===== Records shown

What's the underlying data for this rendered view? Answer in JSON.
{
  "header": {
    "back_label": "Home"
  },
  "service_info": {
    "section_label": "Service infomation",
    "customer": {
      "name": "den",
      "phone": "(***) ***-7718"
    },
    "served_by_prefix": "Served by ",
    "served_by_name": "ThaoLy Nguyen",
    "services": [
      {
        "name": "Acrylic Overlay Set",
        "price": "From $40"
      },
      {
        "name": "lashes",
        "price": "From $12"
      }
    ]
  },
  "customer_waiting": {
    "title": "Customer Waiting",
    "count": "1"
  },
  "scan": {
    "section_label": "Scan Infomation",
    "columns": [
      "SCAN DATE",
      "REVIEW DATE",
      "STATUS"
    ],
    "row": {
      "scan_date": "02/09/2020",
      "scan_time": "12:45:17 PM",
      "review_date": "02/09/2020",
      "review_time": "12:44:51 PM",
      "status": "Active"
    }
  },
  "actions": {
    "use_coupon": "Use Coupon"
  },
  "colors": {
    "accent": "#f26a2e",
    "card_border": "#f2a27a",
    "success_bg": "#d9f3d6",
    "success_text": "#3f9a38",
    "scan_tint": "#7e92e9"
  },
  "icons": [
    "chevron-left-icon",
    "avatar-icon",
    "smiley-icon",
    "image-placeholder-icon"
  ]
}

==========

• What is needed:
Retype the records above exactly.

• Answer below:
What's the underlying data for this rendered view? Answer in JSON.
{
  "header": {
    "back_label": "Home"
  },
  "service_info": {
    "section_label": "Service infomation",
    "customer": {
      "name": "den",
      "phone": "(***) ***-7718"
    },
    "served_by_prefix": "Served by ",
    "served_by_name": "ThaoLy Nguyen",
    "services": [
      {
        "name": "Acrylic Overlay Set",
        "price": "From $40"
      },
      {
        "name": "lashes",
        "price": "From $12"
      }
    ]
  },
  "customer_waiting": {
    "title": "Customer Waiting",
    "count": "1"
  },
  "scan": {
    "section_label": "Scan Infomation",
    "columns": [
      "SCAN DATE",
      "REVIEW DATE",
      "STATUS"
    ],
    "row": {
      "scan_date": "02/09/2020",
      "scan_time": "12:45:17 PM",
      "review_date": "02/09/2020",
      "review_time": "12:44:51 PM",
      "status": "Active"
    }
  },
  "actions": {
    "use_coupon": "Use Coupon"
  },
  "colors": {
    "accent": "#f26a2e",
    "card_border": "#f2a27a",
    "success_bg": "#d9f3d6",
    "success_text": "#3f9a38",
    "scan_tint": "#7e92e9"
  },
  "icons": [
    "chevron-left-icon",
    "avatar-icon",
    "smiley-icon",
    "image-placeholder-icon"
  ]
}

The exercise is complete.